"Mollari," the Narn said, " I know the Centauri care only for themselves, so I wasn't surprised you ignored the previous attacks. But after they did it to one of your people, even a degenerate like you has to be able to muster up some semblance of a spine. Sinclair must not be allowed to get away with this. If all the representatives of the League agree, we can force him to take action!"

"Truly, Sinclair has failed his duty," Londo replied, clicking his tongue. "In his place, I'd have had you arrested and put you in a holding cell after your charming exercise in demagogy. Preferably in one with a lost access code."

"How very surprising. But of course born tyrants are genetically incapable of grasping the concept of free speech."

"Free speech is overrated," Londo began, when he noticed G'Kar wasn't paying attention anymore. A second later, the Narn whirled around, staring at the shadows. Suddenly Londo recalled they weren't far from the place the two young Centauri had been attacked. But these human fanatics had picked a different race each time; surely, they wouldn't strike twice? He squinted; maybe something was there, moving, or maybe it was just the light above, flickering.

"Show yourselves, cowards!" G'Kar demanded.

Of course, so far no Narn had been attacked. It would just fit with Londo's usual luck to be in the vicinity of one when such a most desirable event would take place. He doubted that the humans would bother to remember the enmity between Centauri and Narn.

There was definitely something moving in the corner.

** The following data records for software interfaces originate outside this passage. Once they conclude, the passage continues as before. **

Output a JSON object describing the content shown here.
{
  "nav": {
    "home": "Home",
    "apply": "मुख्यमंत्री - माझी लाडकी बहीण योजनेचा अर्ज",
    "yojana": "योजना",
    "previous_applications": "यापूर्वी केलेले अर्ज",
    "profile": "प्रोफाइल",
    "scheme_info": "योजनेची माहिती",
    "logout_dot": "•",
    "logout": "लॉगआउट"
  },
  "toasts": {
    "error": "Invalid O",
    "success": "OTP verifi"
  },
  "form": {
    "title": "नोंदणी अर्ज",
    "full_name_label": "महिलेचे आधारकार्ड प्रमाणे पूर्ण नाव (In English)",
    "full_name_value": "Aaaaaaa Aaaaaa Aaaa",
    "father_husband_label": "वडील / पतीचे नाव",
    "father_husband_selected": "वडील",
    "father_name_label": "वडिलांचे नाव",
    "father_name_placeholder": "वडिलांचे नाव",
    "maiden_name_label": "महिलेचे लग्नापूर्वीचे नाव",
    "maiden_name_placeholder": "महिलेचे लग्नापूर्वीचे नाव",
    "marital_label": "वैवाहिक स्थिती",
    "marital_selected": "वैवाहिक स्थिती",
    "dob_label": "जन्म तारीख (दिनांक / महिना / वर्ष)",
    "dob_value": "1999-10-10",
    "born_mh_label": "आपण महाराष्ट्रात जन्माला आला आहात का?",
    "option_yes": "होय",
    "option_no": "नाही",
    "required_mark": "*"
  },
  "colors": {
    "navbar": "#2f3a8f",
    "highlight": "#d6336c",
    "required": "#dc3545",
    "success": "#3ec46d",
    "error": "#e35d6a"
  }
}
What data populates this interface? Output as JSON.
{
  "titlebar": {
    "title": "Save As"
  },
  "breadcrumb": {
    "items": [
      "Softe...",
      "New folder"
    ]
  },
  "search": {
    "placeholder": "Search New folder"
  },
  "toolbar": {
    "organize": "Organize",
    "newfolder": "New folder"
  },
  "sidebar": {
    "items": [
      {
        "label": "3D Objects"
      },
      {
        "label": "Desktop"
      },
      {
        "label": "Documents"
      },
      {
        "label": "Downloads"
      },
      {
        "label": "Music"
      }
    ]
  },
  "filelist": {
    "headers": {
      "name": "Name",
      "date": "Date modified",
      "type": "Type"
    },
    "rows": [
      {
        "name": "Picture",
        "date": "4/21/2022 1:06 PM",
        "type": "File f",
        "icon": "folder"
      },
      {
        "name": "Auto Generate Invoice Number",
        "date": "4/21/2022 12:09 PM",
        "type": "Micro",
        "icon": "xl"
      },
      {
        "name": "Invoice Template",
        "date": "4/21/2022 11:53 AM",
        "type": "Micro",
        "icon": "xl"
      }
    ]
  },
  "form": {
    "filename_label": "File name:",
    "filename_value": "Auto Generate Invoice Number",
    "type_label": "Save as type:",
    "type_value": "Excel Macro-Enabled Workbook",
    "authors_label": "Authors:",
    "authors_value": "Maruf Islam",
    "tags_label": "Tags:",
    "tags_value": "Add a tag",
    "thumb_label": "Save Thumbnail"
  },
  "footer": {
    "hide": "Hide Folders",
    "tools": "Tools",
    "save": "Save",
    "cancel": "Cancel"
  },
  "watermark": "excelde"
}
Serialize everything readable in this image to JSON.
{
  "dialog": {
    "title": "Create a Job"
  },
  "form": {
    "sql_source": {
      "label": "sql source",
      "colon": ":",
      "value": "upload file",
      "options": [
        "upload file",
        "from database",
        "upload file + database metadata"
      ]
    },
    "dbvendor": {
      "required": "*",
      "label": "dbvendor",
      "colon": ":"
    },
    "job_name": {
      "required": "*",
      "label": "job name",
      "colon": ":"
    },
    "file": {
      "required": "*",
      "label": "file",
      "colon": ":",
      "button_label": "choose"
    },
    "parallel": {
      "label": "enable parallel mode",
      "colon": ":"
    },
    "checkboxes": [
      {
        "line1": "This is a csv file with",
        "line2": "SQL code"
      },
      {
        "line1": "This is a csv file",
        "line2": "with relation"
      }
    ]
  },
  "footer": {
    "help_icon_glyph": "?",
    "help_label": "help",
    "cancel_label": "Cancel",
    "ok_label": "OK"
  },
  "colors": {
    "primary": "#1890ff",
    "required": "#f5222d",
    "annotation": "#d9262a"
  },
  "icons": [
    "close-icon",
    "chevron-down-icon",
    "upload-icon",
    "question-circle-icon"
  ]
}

"Before you make the mistake of attacking the representative of the great Centauri Republic," Londo said out loud, "you should consider why he hired a Narn bodyguard. They've got a particular preference for tearing out limbs of foolish individuals, and they lack the intelligence to know when to stop, even if one were to order them to. Barbarians, I tell you."

He could hear clothes rustling while G'Kar glared at him. It was a pity that no one here appeared to be a betting man; Londo thought that wagering whether G'Kar or the unknown humans would go for his throat first would have been an interesting gamble. Apparently, however, G'Kar's glare was also clearly visible for anyone watching them. Upon reconsideration, no one attacked had been a particular good fighter; Londo was relieved, but not completely surprised when he heard footsteps retreating.

"You'll pay for this, Mollari," G'Kar hissed.

Londo couldn't resist.

"Does that mean your people still accept Centauri ducats for their services? Not that you actually did something."

"I'd rather lose an eye," G'Kar declared, "then work for you in any capacity whatsoever. But the fact these Earthers swallowed your outrageous lie tells me they are not nearly as much a menace as they pretend to be, and certainly not to my people."

He straightened his gloves, and strode away. Over his shoulder, he said:

"Your voice isn't needed anymore, Mollari. Do remain here and do the galaxy at large the favour of getting yourself branded, will you?"

That did it. Londo had intended to call security or at least to return to his quarters where he was safe, but now he was obliged to remain in the gardens, and choose between pondering the unreachable past or the less than thrilling future. And there wasn't even the pleasant prospect of G'Kar ending in an Earthforce security holding cell to look forward to anymore. Bah.

Wondering which of the forty-nine gods he didn't really believe in had it in for him, Londo continued on his way.